Calcium carbonate is an effective phosphate binder when dialysate calcium concentration is adjusted to control hypercalcemia.Clin Nephrol. 1987 Nov; 28(5):222-6.CN

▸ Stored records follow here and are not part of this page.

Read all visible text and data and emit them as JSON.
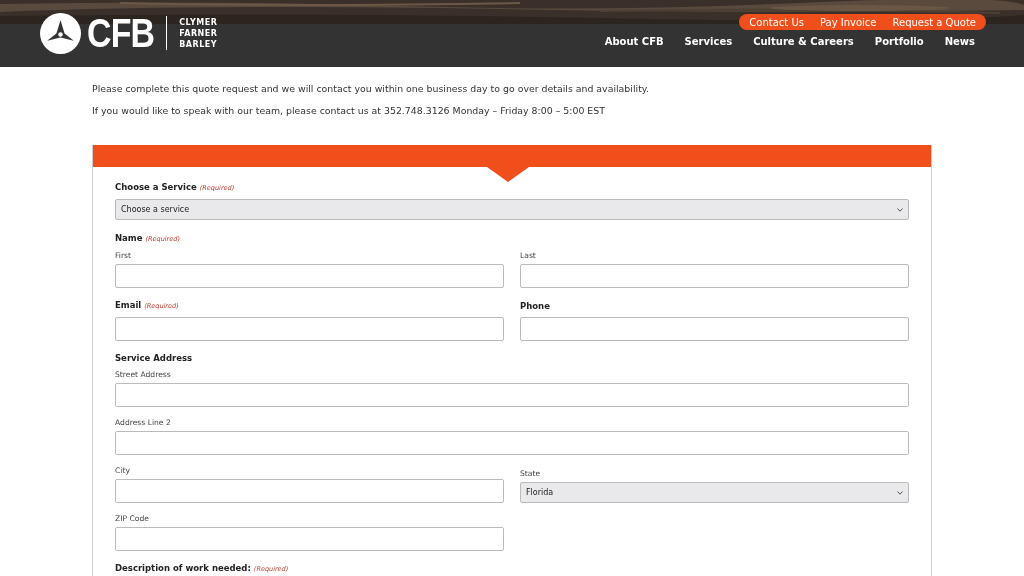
{
  "header": {
    "logo": {
      "mark": "CFB",
      "lines": [
        "CLYMER",
        "FARNER",
        "BARLEY"
      ]
    },
    "utility_links": [
      "Contact Us",
      "Pay Invoice",
      "Request a Quote"
    ],
    "nav": [
      "About CFB",
      "Services",
      "Culture & Careers",
      "Portfolio",
      "News"
    ]
  },
  "intro": [
    "Please complete this quote request and we will contact you within one business day to go over details and availability.",
    "If you would like to speak with our team, please contact us at 352.748.3126 Monday – Friday 8:00 – 5:00 EST"
  ],
  "form": {
    "sections": [
      {
        "kind": "select",
        "label": "Choose a Service",
        "note": "(Required)",
        "value": "Choose a service"
      },
      {
        "kind": "group",
        "label": "Name",
        "note": "(Required)",
        "fields": [
          {
            "kind": "text",
            "sublabel": "First"
          },
          {
            "kind": "text",
            "sublabel": "Last"
          }
        ]
      },
      {
        "kind": "columns",
        "items": [
          {
            "label": "Email",
            "note": "(Required)"
          },
          {
            "label": "Phone"
          }
        ]
      },
      {
        "kind": "group",
        "label": "Service Address",
        "fields": [
          {
            "kind": "wide",
            "sublabel": "Street Address"
          },
          {
            "kind": "wide",
            "sublabel": "Address Line 2"
          },
          {
            "kind": "text",
            "sublabel": "City"
          },
          {
            "kind": "select",
            "sublabel": "State",
            "value": "Florida"
          },
          {
            "kind": "text",
            "sublabel": "ZIP Code"
          }
        ]
      },
      {
        "kind": "textarea",
        "label": "Description of work needed:",
        "note": "(Required)"
      }
    ]
  }
}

The efficacy of calcium carbonate (CaCO3) as a phosphate binder has been limited by its tendency to cause hypercalcemia. Since standard dialysate calcium concentrations (3.0-3.5 mEq/l) increase the risk of developing hypercalcemia with large doses of CaCO3 by inducing positive calcium balance during hemodialysis (HD), we compared control of hyperphosphatemia in 41 HD patients during 4 months each of aluminum hydroxide (Al(OH)3) and CaCO3 when the dialysate calcium concentration was lowered, as required, to maintain the predialysis serum calcium concentration within the normal range. Mean predialysis serum phosphorus and calcium concentrations were 5.0 +/- 0.2 mg/dl and 9.3 +/- 0.1 mg/dl, respectively, during 4 months CaCO3 (9.2 +/- 0.3 g/day) and 4.9 +/- 0.2 g/dl and 9.1 +/- 0.1 mg/dl during the previous 4 months Al(OH)3 therapy (2.9 +/- 0.2 g/day). Reducing the dialysate calcium concentration to below 3.0 mEq/l (mean 2.1 +/- 0.04) in the 11 patients who developed hypercalcemia on CaCO3 decreased serum calcium (-1.1 +/- 0.15 mg/dl) and ionized calcium (-0.3 +/- 0.04 mEq/l) during HD, enabled CaCO3 (8.8 +/- 0.4 g/day) to be continued, and maintained predialysis serum calcium and phosphorus at 10.4 +/- 0.1 mg/dl and 5.2 +/- 0.3 mg/dl, respectively. No improvement in acidosis or biochemical hyperparathyroidism was observed during CaCO3 therapy but serum aluminum was significantly decreased after CaCO3 (p less than 0.005). We conclude that CaCO3 prevents interdialytic hyperphosphatemia as effectively as Al(OH)3 without increasing the predialysis serum calcium x phosphorus product, provided serum calcium is maintained within the normal range by adjusting the dialysate calcium concentration.